There is a term I've read in different books on the subject of miscarriage, stillbirth and infant death. Parents who have experienced one are "initiated." Everyone else is "uninitiated." I know in some way, just like with all babies, we were all awaiting Brynn's birth. And from what I've seen from even the nurses in the hospital, a baby's death is everyone's sadness. I know that Jimmy and I aren't the only ones that Brynn has "initiated."

I don't know if my faith has changed, but my perspective has. I am fully initiated into the reality that horrible things happen. It's fresh and raw and in my face. I believe that Brynn was meant to live. Her death isn't for the best, not meant to be, nor is it any consolation that she may be in a "better" place. I'd do anything to take her from that "better" place and put her back in my arms, in the clothes I had waiting for her, in my house, at my breast. There is disease, there are accidents, there is death, and no one has immunity.

I don't worry anymore about whether God did this, allowed it, or has a hand's off policy where some acts of nature are concerned. I believe He grieves with me. I believe there will be happier times for us.

And although I don't know how heaven works, if Brynn gets my messages, or even knows of me. I believe in sending them anyway. I love you, mommy loves you, mommy loves you, mommy loves you.

Feb 8, 2010

Our Birth Story

On Thursday, January 28, 2010 I was very tired, as is typical of the last weeks of pregnancy, and so ready to have this baby. Shane and I headed to my routine midwife appt. When she couldn't find the heartbeat initially, we headed down the street to the hospital to get an ultrasound.

I asked my midwife how often this happened, that she couldn't find a heartbeat. She said not very often. I asked, before I really started to panic, what would happen if there was no heartbeat on the ultrasound. She said we'd induce labor. I looked sternly at my belly, holding it with a little shake and commanded "move!"

I looked at the ceiling while the Dr. looked at the machine, and I prayed. I could tell by the silence in the room that my baby was dead, and that it was too late to pray to save her. I told God that this news would not cause me to turn from Him, but that He better not think of leaving me for one second during this ordeal.

There was nothing. Thank God I had Shane with me, to keep me calm and strong. To remind me of all that I had to be grateful for in that moment.

Jimmy came and Shane went with Grammy.

We focussed on getting through labor and tried to put all other thoughts out of our minds for the moment. I slept in a pitocin drip, and in the early morning I called in the midwife to get things going. She broke my water, my labor progressed furiously and I gave birth within the hour, at 7:30 am on January 29, 2010.

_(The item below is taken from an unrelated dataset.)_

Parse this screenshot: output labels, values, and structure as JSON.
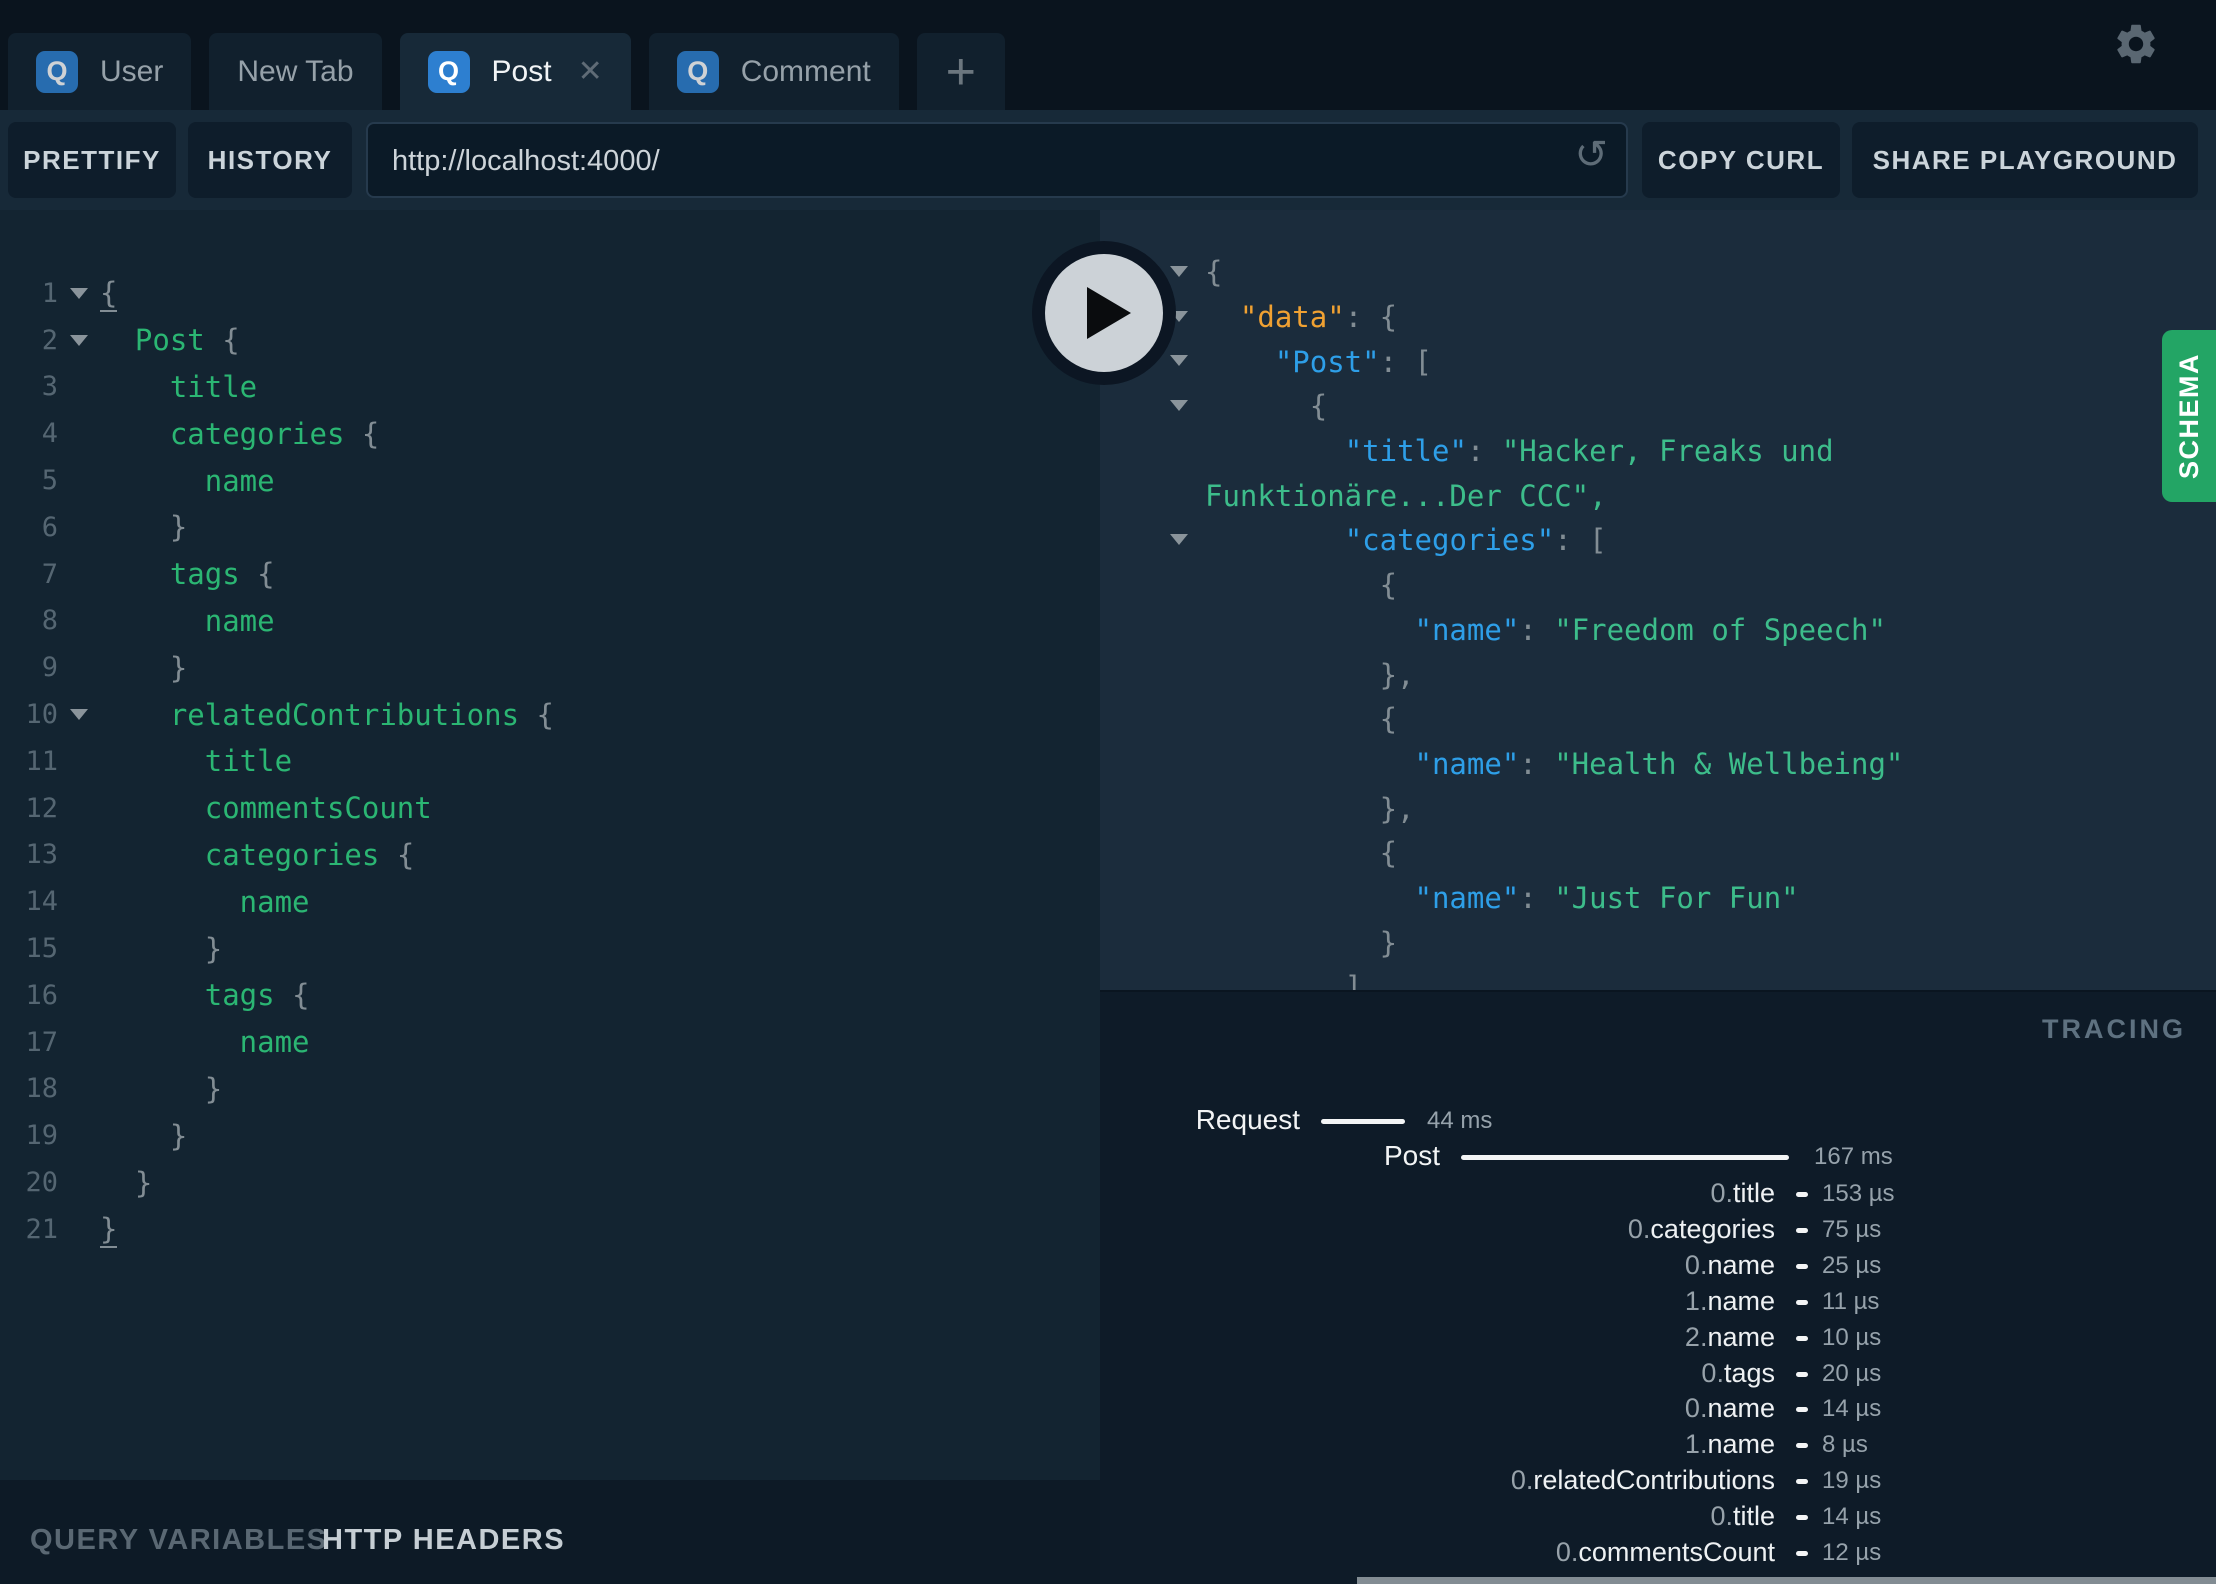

Jimmy held our baby girl and named her Brynn. I said her middle name would be Tessa, a nickname for Teresa that I always liked. She was utterly beautiful to us, perfect and heavy, weighing 6:14 almost 3 weeks early, and measuring 20 1/2 inches, taller than her brother had been. According to what we could see, and what we were told, there was no evidence of the cause of death. I couldn't help but ask her what happened, one of the few sentances I would utter to her little body. What happened to you?